Asteroids and Comets
Small Body Research at JPL
These Sun-orbiting wonders are small celestial bodies with varying combinations of ice, rock, and dust. They survived the tumultuous formation of our solar system 4.5 billion years ago, and the sometimes-chaotic aftermath. An asteroid is mostly rock and dust, with some ice in the mix, while a comet is mostly ice, with some rock and dust. A comet also sports a tail that's visible very occasionally in the night sky.

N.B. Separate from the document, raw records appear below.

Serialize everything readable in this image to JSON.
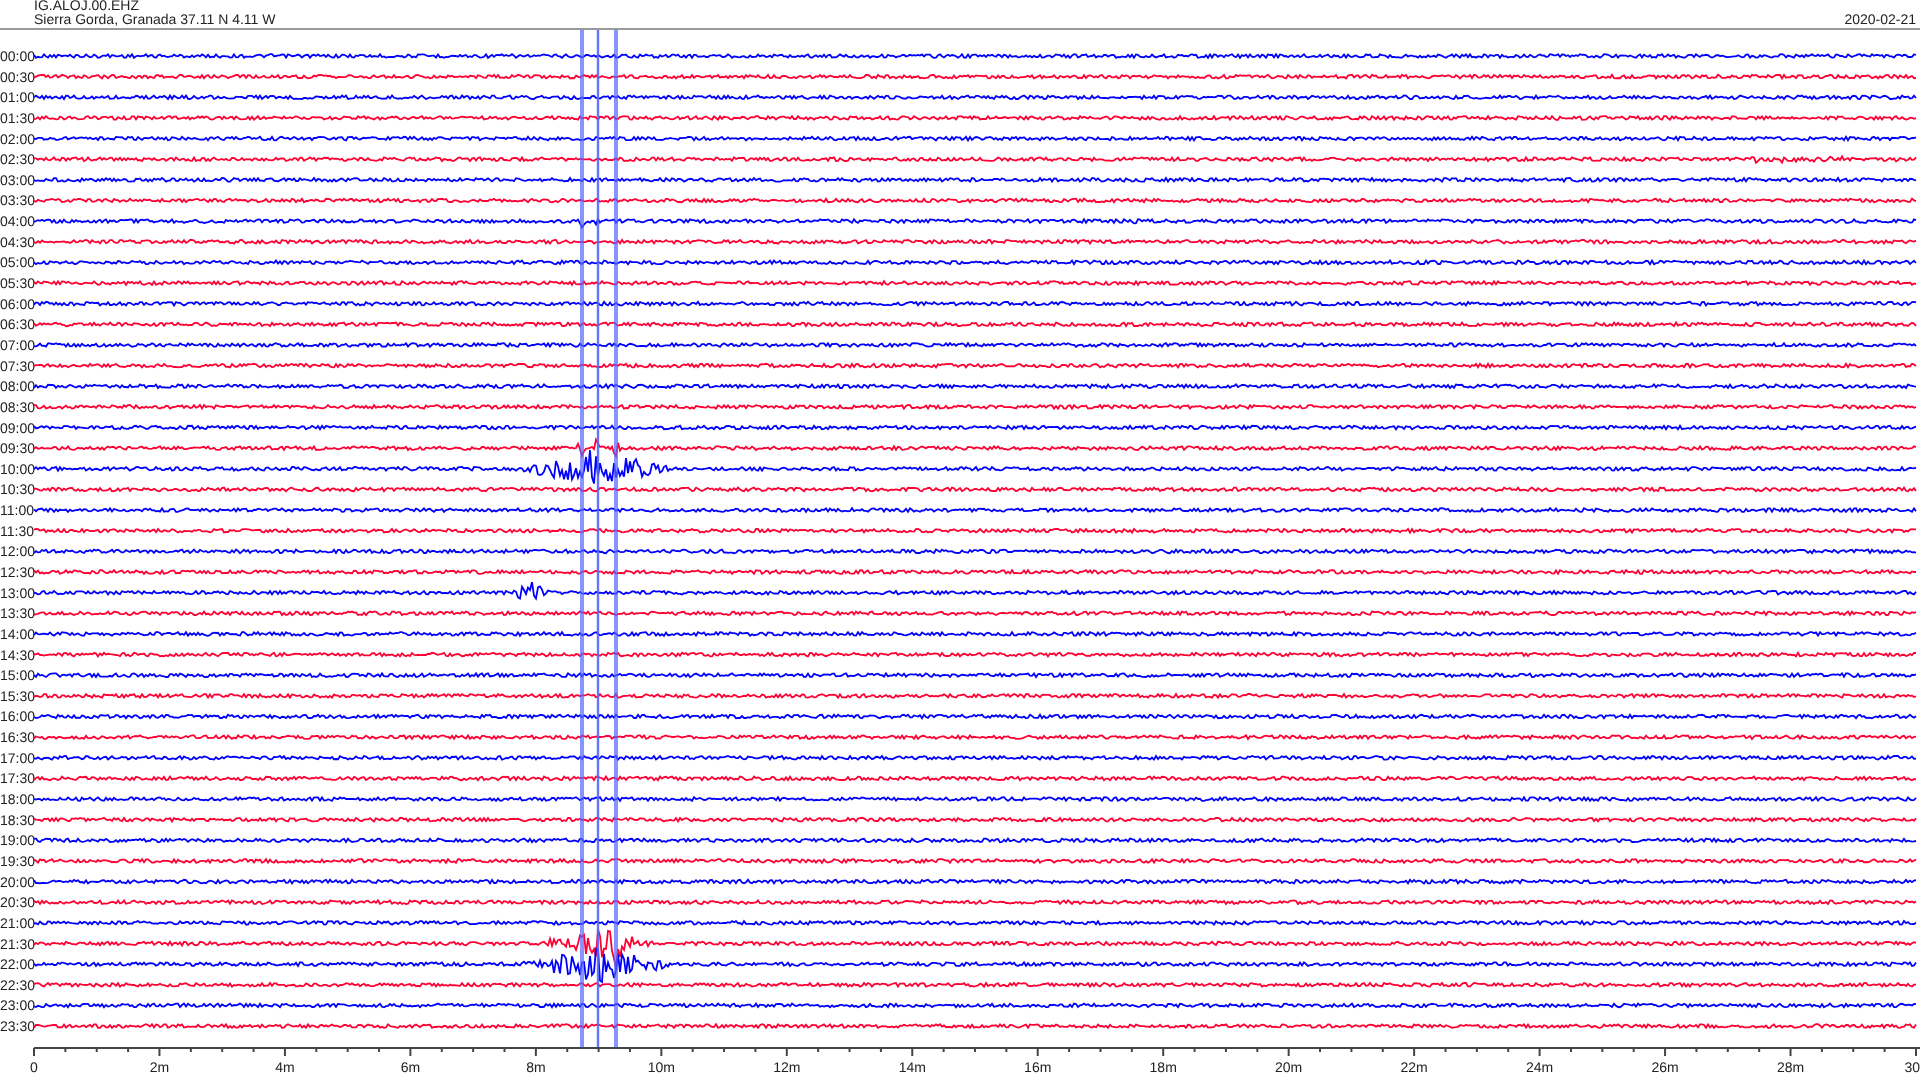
{
  "header": {
    "station": "IG.ALOJ.00.EHZ",
    "location": "Sierra Gorda, Granada  37.11 N 4.11 W",
    "date": "2020-02-21"
  },
  "rows": [
    {
      "label": "00:00",
      "color": "#0000ff"
    },
    {
      "label": "00:30",
      "color": "#ff0033"
    },
    {
      "label": "01:00",
      "color": "#0000ff"
    },
    {
      "label": "01:30",
      "color": "#ff0033"
    },
    {
      "label": "02:00",
      "color": "#0000ff"
    },
    {
      "label": "02:30",
      "color": "#ff0033"
    },
    {
      "label": "03:00",
      "color": "#0000ff"
    },
    {
      "label": "03:30",
      "color": "#ff0033"
    },
    {
      "label": "04:00",
      "color": "#0000ff"
    },
    {
      "label": "04:30",
      "color": "#ff0033"
    },
    {
      "label": "05:00",
      "color": "#0000ff"
    },
    {
      "label": "05:30",
      "color": "#ff0033"
    },
    {
      "label": "06:00",
      "color": "#0000ff"
    },
    {
      "label": "06:30",
      "color": "#ff0033"
    },
    {
      "label": "07:00",
      "color": "#0000ff"
    },
    {
      "label": "07:30",
      "color": "#ff0033"
    },
    {
      "label": "08:00",
      "color": "#0000ff"
    },
    {
      "label": "08:30",
      "color": "#ff0033"
    },
    {
      "label": "09:00",
      "color": "#0000ff"
    },
    {
      "label": "09:30",
      "color": "#ff0033"
    },
    {
      "label": "10:00",
      "color": "#0000ff"
    },
    {
      "label": "10:30",
      "color": "#ff0033"
    },
    {
      "label": "11:00",
      "color": "#0000ff"
    },
    {
      "label": "11:30",
      "color": "#ff0033"
    },
    {
      "label": "12:00",
      "color": "#0000ff"
    },
    {
      "label": "12:30",
      "color": "#ff0033"
    },
    {
      "label": "13:00",
      "color": "#0000ff"
    },
    {
      "label": "13:30",
      "color": "#ff0033"
    },
    {
      "label": "14:00",
      "color": "#0000ff"
    },
    {
      "label": "14:30",
      "color": "#ff0033"
    },
    {
      "label": "15:00",
      "color": "#0000ff"
    },
    {
      "label": "15:30",
      "color": "#ff0033"
    },
    {
      "label": "16:00",
      "color": "#0000ff"
    },
    {
      "label": "16:30",
      "color": "#ff0033"
    },
    {
      "label": "17:00",
      "color": "#0000ff"
    },
    {
      "label": "17:30",
      "color": "#ff0033"
    },
    {
      "label": "18:00",
      "color": "#0000ff"
    },
    {
      "label": "18:30",
      "color": "#ff0033"
    },
    {
      "label": "19:00",
      "color": "#0000ff"
    },
    {
      "label": "19:30",
      "color": "#ff0033"
    },
    {
      "label": "20:00",
      "color": "#0000ff"
    },
    {
      "label": "20:30",
      "color": "#ff0033"
    },
    {
      "label": "21:00",
      "color": "#0000ff"
    },
    {
      "label": "21:30",
      "color": "#ff0033"
    },
    {
      "label": "22:00",
      "color": "#0000ff"
    },
    {
      "label": "22:30",
      "color": "#ff0033"
    },
    {
      "label": "23:00",
      "color": "#0000ff"
    },
    {
      "label": "23:30",
      "color": "#ff0033"
    }
  ],
  "x_axis": {
    "tick_labels": [
      "0",
      "2m",
      "4m",
      "6m",
      "8m",
      "10m",
      "12m",
      "14m",
      "16m",
      "18m",
      "20m",
      "22m",
      "24m",
      "26m",
      "28m",
      "30"
    ]
  }
}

As primitive solar system objects, comets and asteroids help us unlock the history that led to the formation of the planets and eventually, life on Earth. To study them, NASA and other space agencies have flown past some of these small bodies, deliberately crashed into one comet, and brought dust samples from another one back to Earth for study by scientists.
Spacecraft and Earth-based observations monitor and track asteroids and comets, most of which are too small or too distant to pose any danger to us. Scientists do keep extra-careful watch on those that approach a bit too close for comfort.
Near-Earth Objects: How Near is Too Near?
JPL manages NASA's Center for Near-Earth Object Studies, which tracks and studies comets and asteroids that come close to Earth's orbital neighborhood. A Near-Earth Object (NEO) is generally defined as an asteroid or comet that approaches our planet less than 1.3 times the distance from Earth to the Sun (the Earth-Sun distance is about 93 million miles). Most NEOs pose no peril at all. It’s the small percentage of Potentially Hazardous Asteroids that draws extra scrutiny. These objects are defined as those that approach Earth at less than half the Earth-Sun distance.
Scientists and engineers are developing plans for warning systems and diversion tactics, just in case an asteroid should ever be found in an orbit that could endanger our planet.
More common and usually harmless are collisions between asteroids in space. The remnants of these space smashups may come toward Earth and burn up in our atmosphere. The fiery fragments, called meteors, and sometimes “shooting stars” — even though they’re not stars – can be a treat for anyone who happens to see them.